Finally, make sure to review the examples of scored free response questions so that you can understand exactly what to expect in this section and how you will be evaluated. The College Board provides examples of actual prompts dating back to 1999. These examples include authentic student responses and commentary and are great for gaining a deeper understanding of the types of answers the College Board is looking for. Once again, keep in mind the free response questions have changed for 2020. 


Step 5: Take Another Practice Test


As you did at the very beginning of your studying, take a practice test to evaluate your progress. You should see a steady progression of knowledge, and it’s likely that you will see patterns identifying which areas have improved the most and which areas still need improvement.


If you have time, repeat each of the steps above to incrementally increase your score.


Step 6: Exam Day Specifics


If you’re taking the AP course associated with this exam, your teacher will walk you through how to register. If you’re self-studying, check out our blog post How to Self-Register for AP Exams.


For information about what to bring to the exam, see our post What Should I Bring to My AP Exam (And What Should I Definitely Leave at Home)?


If you can make sense of sustainable development, but the college admissions process has you scratching your head, don’t worry—CollegeVine has you covered. Our free chancing engine uses data such as GPA, test scores, and extracurricular activities to give you your odds of acceptance at over 500 colleges. Sign up for your free CollegeVine account to start using our chancing engine today!


For more information on AP exams, check out these other excellent articles: 


2020 AP Exam Schedule

How Long is Each AP Exam?

Easiest and Hardest AP Exams

Kate Sundquist
Senior Blogger

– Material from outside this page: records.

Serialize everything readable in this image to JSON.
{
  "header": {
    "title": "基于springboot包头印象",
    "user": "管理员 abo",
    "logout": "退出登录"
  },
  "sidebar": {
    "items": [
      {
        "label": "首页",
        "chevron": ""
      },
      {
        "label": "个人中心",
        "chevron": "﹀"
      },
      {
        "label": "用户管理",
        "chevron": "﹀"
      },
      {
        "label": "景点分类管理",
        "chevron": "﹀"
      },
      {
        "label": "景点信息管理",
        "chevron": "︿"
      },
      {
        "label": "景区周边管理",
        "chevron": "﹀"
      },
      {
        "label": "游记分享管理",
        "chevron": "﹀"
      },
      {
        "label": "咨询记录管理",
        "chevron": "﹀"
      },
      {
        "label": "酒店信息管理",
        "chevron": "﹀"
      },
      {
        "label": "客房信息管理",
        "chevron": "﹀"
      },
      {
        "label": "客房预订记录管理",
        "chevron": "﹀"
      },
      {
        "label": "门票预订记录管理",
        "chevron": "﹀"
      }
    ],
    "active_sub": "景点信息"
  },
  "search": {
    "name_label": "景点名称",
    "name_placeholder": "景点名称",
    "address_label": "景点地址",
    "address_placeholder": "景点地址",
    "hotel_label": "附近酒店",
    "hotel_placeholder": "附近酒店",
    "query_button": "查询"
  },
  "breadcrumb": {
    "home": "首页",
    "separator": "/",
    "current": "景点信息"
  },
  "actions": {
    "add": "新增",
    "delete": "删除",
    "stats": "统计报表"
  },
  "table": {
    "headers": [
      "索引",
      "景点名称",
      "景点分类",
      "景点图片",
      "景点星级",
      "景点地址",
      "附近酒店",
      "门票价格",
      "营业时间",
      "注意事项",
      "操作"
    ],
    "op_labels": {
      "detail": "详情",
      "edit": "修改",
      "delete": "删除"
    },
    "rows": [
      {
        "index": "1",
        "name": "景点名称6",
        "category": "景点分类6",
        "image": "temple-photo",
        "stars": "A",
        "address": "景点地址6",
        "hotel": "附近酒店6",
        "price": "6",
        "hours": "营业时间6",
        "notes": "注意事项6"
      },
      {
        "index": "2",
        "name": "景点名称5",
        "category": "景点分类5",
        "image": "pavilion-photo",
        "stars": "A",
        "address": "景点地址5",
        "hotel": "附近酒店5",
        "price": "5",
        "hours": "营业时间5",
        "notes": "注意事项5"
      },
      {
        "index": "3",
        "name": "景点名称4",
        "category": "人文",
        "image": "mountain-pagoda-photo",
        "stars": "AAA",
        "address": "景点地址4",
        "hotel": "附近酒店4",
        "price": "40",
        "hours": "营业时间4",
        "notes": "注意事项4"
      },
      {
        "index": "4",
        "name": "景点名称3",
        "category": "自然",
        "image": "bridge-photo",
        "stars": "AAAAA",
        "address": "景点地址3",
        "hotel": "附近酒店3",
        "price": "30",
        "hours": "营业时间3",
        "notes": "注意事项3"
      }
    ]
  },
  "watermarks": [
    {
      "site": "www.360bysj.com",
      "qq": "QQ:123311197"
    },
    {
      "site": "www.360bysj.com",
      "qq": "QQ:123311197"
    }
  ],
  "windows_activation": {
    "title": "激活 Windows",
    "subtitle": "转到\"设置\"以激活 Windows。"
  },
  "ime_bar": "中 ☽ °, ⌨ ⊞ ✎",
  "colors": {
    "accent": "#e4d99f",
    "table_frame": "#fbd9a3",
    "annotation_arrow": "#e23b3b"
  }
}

Short Bio
Kate Koch-Sundquist is a graduate of Pomona College where she studied sociology, psychology, and writing before going on to receive an M.Ed. from Lesley University. After a few forays into living abroad and afloat (sometimes at the same time), she now makes her home north of Boston where she works as a content writer and, with her husband, raises two young sons who both inspire her and challenge her on a daily basis.